It was a good day. It was a very good day and, after watching a guy pee in the urinal of the Gents loo on Chichester railway station and walk out without washing his hands past another guy who was allowing his spit to drop onto the yellow line, I caught the train back to Brighton and told Jane about my day.

Oh alright, it was Carol who had 19 Gin & Limes that evening with me in 1972 and she drove -  yet she was always such a good girl.......

Tower Bridge

Friday, 21 February 2020

Richard Brimacombe

On 20th February 2020, a noble soul passed away. His name was Richard Brimacombe. He was my friend and he was my partner in the firm of solicitors known as Burley & Geach. I joined the firm in 1977 and in about 1978, I was asked if I would like eventually to take the position of partner dealing with Private Client work at Haslemere then held by the senior partner, Brian Hunter, on his retirement. However, I wasn't sure (a) that I wanted to continue to work in the Law and (b) that I was capable of taking on such a position especially in succession to Brian who was a superb lawyer. 
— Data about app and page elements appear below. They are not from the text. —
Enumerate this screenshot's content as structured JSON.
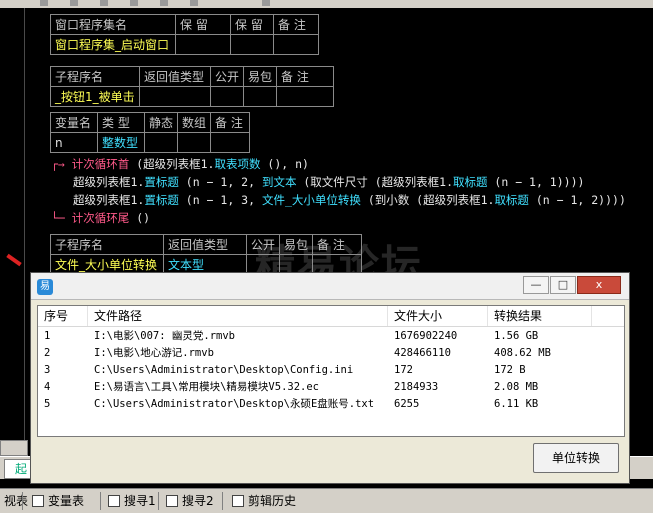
{
  "program_set_table": {
    "headers": [
      "窗口程序集名",
      "保 留",
      "保 留",
      "备 注"
    ],
    "values": [
      "窗口程序集_启动窗口",
      "",
      "",
      ""
    ]
  },
  "sub1_table": {
    "headers": [
      "子程序名",
      "返回值类型",
      "公开",
      "易包",
      "备 注"
    ],
    "values": [
      "_按钮1_被单击",
      "",
      "",
      "",
      ""
    ]
  },
  "var_table": {
    "headers": [
      "变量名",
      "类 型",
      "静态",
      "数组",
      "备 注"
    ],
    "values": [
      "n",
      "整数型",
      "",
      "",
      ""
    ]
  },
  "code": {
    "line1_kw": "计次循环首",
    "line1_a": " (超级列表框1.",
    "line1_fn": "取表项数",
    "line1_b": " (), n)",
    "line2_a": "超级列表框1.",
    "line2_fn": "置标题",
    "line2_b": " (n − 1, 2, ",
    "line2_fn2": "到文本",
    "line2_c": " (取文件尺寸 (超级列表框1.",
    "line2_fn3": "取标题",
    "line2_d": " (n − 1, 1))))",
    "line3_a": "超级列表框1.",
    "line3_fn": "置标题",
    "line3_b": " (n − 1, 3, ",
    "line3_fn2": "文件_大小单位转换",
    "line3_c": " (到小数 (超级列表框1.",
    "line3_fn3": "取标题",
    "line3_d": " (n − 1, 2))))",
    "line4_kw": "计次循环尾",
    "line4_b": " ()"
  },
  "sub2_table": {
    "headers": [
      "子程序名",
      "返回值类型",
      "公开",
      "易包",
      "备 注"
    ],
    "values": [
      "文件_大小单位转换",
      "文本型"
    ]
  },
  "watermark": "精易论坛",
  "dialog": {
    "app_icon": "易",
    "minimize": "—",
    "maximize": "□",
    "close": "x",
    "columns": [
      "序号",
      "文件路径",
      "文件大小",
      "转换结果"
    ],
    "rows": [
      [
        "1",
        "I:\\电影\\007: 幽灵党.rmvb",
        "1676902240",
        "1.56 GB"
      ],
      [
        "2",
        "I:\\电影\\地心游记.rmvb",
        "428466110",
        "408.62 MB"
      ],
      [
        "3",
        "C:\\Users\\Administrator\\Desktop\\Config.ini",
        "172",
        "172 B"
      ],
      [
        "4",
        "E:\\易语言\\工具\\常用模块\\精易模块V5.32.ec",
        "2184933",
        "2.08 MB"
      ],
      [
        "5",
        "C:\\Users\\Administrator\\Desktop\\永硕E盘账号.txt",
        "6255",
        "6.11 KB"
      ]
    ],
    "button_label": "单位转换"
  },
  "bottom_tab": "起",
  "status": {
    "items": [
      "视表",
      "变量表",
      "搜寻1",
      "搜寻2",
      "剪辑历史"
    ]
  },
  "colors": {
    "editor_bg": "#000000",
    "keyword": "#ff5a8a",
    "function": "#40e0ff",
    "name_yellow": "#ffff55"
  }
}
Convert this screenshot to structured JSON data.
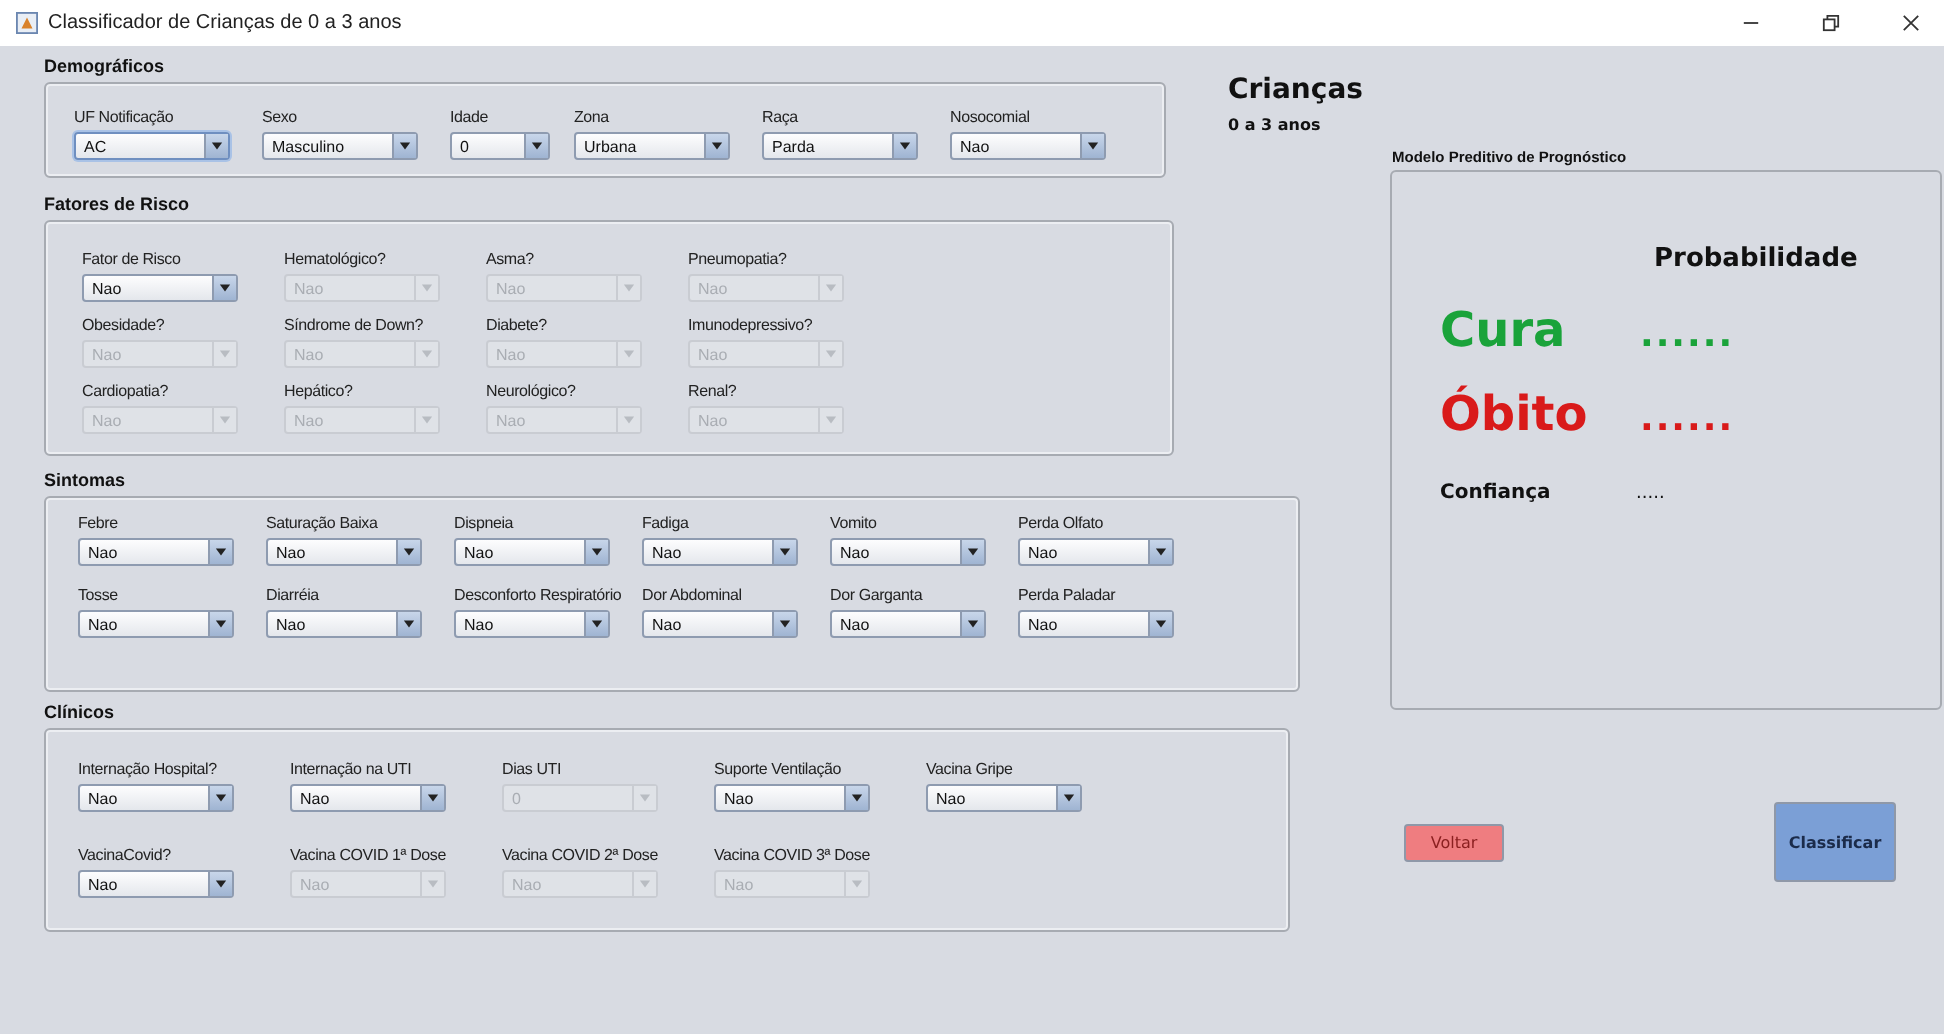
{
  "window": {
    "title": "Classificador de Crianças de 0 a 3 anos"
  },
  "sections": [
    {
      "title": "Demográficos",
      "rows": [
        [
          {
            "label": "UF Notificação",
            "value": "AC",
            "disabled": false,
            "focused": true
          },
          {
            "label": "Sexo",
            "value": "Masculino",
            "disabled": false,
            "focused": false
          },
          {
            "label": "Idade",
            "value": "0",
            "disabled": false,
            "focused": false
          },
          {
            "label": "Zona",
            "value": "Urbana",
            "disabled": false,
            "focused": false
          },
          {
            "label": "Raça",
            "value": "Parda",
            "disabled": false,
            "focused": false
          },
          {
            "label": "Nosocomial",
            "value": "Nao",
            "disabled": false,
            "focused": false
          }
        ]
      ]
    },
    {
      "title": "Fatores de Risco",
      "rows": [
        [
          {
            "label": "Fator de Risco",
            "value": "Nao",
            "disabled": false,
            "focused": false
          },
          {
            "label": "Hematológico?",
            "value": "Nao",
            "disabled": true,
            "focused": false
          },
          {
            "label": "Asma?",
            "value": "Nao",
            "disabled": true,
            "focused": false
          },
          {
            "label": "Pneumopatia?",
            "value": "Nao",
            "disabled": true,
            "focused": false
          }
        ],
        [
          {
            "label": "Obesidade?",
            "value": "Nao",
            "disabled": true,
            "focused": false
          },
          {
            "label": "Síndrome de Down?",
            "value": "Nao",
            "disabled": true,
            "focused": false
          },
          {
            "label": "Diabete?",
            "value": "Nao",
            "disabled": true,
            "focused": false
          },
          {
            "label": "Imunodepressivo?",
            "value": "Nao",
            "disabled": true,
            "focused": false
          }
        ],
        [
          {
            "label": "Cardiopatia?",
            "value": "Nao",
            "disabled": true,
            "focused": false
          },
          {
            "label": "Hepático?",
            "value": "Nao",
            "disabled": true,
            "focused": false
          },
          {
            "label": "Neurológico?",
            "value": "Nao",
            "disabled": true,
            "focused": false
          },
          {
            "label": "Renal?",
            "value": "Nao",
            "disabled": true,
            "focused": false
          }
        ]
      ]
    },
    {
      "title": "Sintomas",
      "rows": [
        [
          {
            "label": "Febre",
            "value": "Nao",
            "disabled": false,
            "focused": false
          },
          {
            "label": "Saturação Baixa",
            "value": "Nao",
            "disabled": false,
            "focused": false
          },
          {
            "label": "Dispneia",
            "value": "Nao",
            "disabled": false,
            "focused": false
          },
          {
            "label": "Fadiga",
            "value": "Nao",
            "disabled": false,
            "focused": false
          },
          {
            "label": "Vomito",
            "value": "Nao",
            "disabled": false,
            "focused": false
          },
          {
            "label": "Perda Olfato",
            "value": "Nao",
            "disabled": false,
            "focused": false
          }
        ],
        [
          {
            "label": "Tosse",
            "value": "Nao",
            "disabled": false,
            "focused": false
          },
          {
            "label": "Diarréia",
            "value": "Nao",
            "disabled": false,
            "focused": false
          },
          {
            "label": "Desconforto Respiratório",
            "value": "Nao",
            "disabled": false,
            "focused": false
          },
          {
            "label": "Dor Abdominal",
            "value": "Nao",
            "disabled": false,
            "focused": false
          },
          {
            "label": "Dor Garganta",
            "value": "Nao",
            "disabled": false,
            "focused": false
          },
          {
            "label": "Perda Paladar",
            "value": "Nao",
            "disabled": false,
            "focused": false
          }
        ]
      ]
    },
    {
      "title": "Clínicos",
      "rows": [
        [
          {
            "label": "Internação Hospital?",
            "value": "Nao",
            "disabled": false,
            "focused": false
          },
          {
            "label": "Internação na UTI",
            "value": "Nao",
            "disabled": false,
            "focused": false
          },
          {
            "label": "Dias UTI",
            "value": "0",
            "disabled": true,
            "focused": false
          },
          {
            "label": "Suporte Ventilação",
            "value": "Nao",
            "disabled": false,
            "focused": false
          },
          {
            "label": "Vacina Gripe",
            "value": "Nao",
            "disabled": false,
            "focused": false
          }
        ],
        [
          {
            "label": "VacinaCovid?",
            "value": "Nao",
            "disabled": false,
            "focused": false
          },
          {
            "label": "Vacina COVID 1ª Dose",
            "value": "Nao",
            "disabled": true,
            "focused": false
          },
          {
            "label": "Vacina COVID 2ª Dose",
            "value": "Nao",
            "disabled": true,
            "focused": false
          },
          {
            "label": "Vacina COVID 3ª Dose",
            "value": "Nao",
            "disabled": true,
            "focused": false
          }
        ]
      ]
    }
  ],
  "header": {
    "title": "Crianças",
    "subtitle": "0 a 3 anos"
  },
  "result_panel": {
    "title": "Modelo Preditivo de Prognóstico",
    "heading": "Probabilidade",
    "outcomes": [
      {
        "label": "Cura",
        "value": "......",
        "color": "#1aa33a"
      },
      {
        "label": "Óbito",
        "value": "......",
        "color": "#d91a1a"
      }
    ],
    "confidence": {
      "label": "Confiança",
      "value": "....."
    }
  },
  "buttons": [
    {
      "label": "Voltar",
      "kind": "back"
    },
    {
      "label": "Classificar",
      "kind": "primary"
    }
  ]
}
So, the firm advertised the position and appointed Richard. Gradually, our friendship grew and I began to feel more settled in the firm and so stayed on and became a partner a few years later. I was never really cut out, academically, to be a lawyer, but I worked hard and conscientiously.  On the other hand, Richard was well-read, fastidious and painstakingly accurate in his work. He had run a branch office in his previous firm and enjoyed dipping into different types of work. Unfortunately, this placed a huge amount of pressure on his shoulders and this resulted in a breakdown. He recovered and came to work with me at the firm's office in Grayshott. He was determined to prove to the partners and his clients (and to himself) that he was capable of dealing with legal work and to the same standard as before and, for a short while, he succeeded. Unfortunately, he was then diagnosed with Stomach Cancer and he decided to retire although, eventually, he made a full recovery following major surgery. We met from time to time and enjoyed a good chat whenever we did.

So, how would I describe Richard? He was a very loyal and loving husband to Julie whom he had met when she worked as a secretary at the Haslemere office. He was a kind, caring and proud stepfather to Julie's son, James, and step-grandpa to James' children, Bethany, Harvey and Lauren, about all of whom he spoke with such love and admiration. He was generous with his time when, on many occasions, I approached him with a legal problem with which I was having difficulty and needed another view. He was well-liked by his clients and professional colleagues but equally, he would spend a long time getting it right and it was his that maybe contributed in part to his breakdown. However, he did not believe in compromise and despaired of people who cut corners.

He bore his last illness with great courage and, at times, with dry humour. I had the honour to interview him about his life a few months ago and found him to be completely honest and open and totally in love with Julie. After the interview, I filmed them dancing in their garden - it was a special moment.

On a personal level, he was a good friend. He had a certain swagger and a lovely sense of humour and we enjoyed some fun times whether over lunch, in the pub, on the golf course or just sharing a pot of tea. 

He will be greatly missed.

Richard and Julie in 2019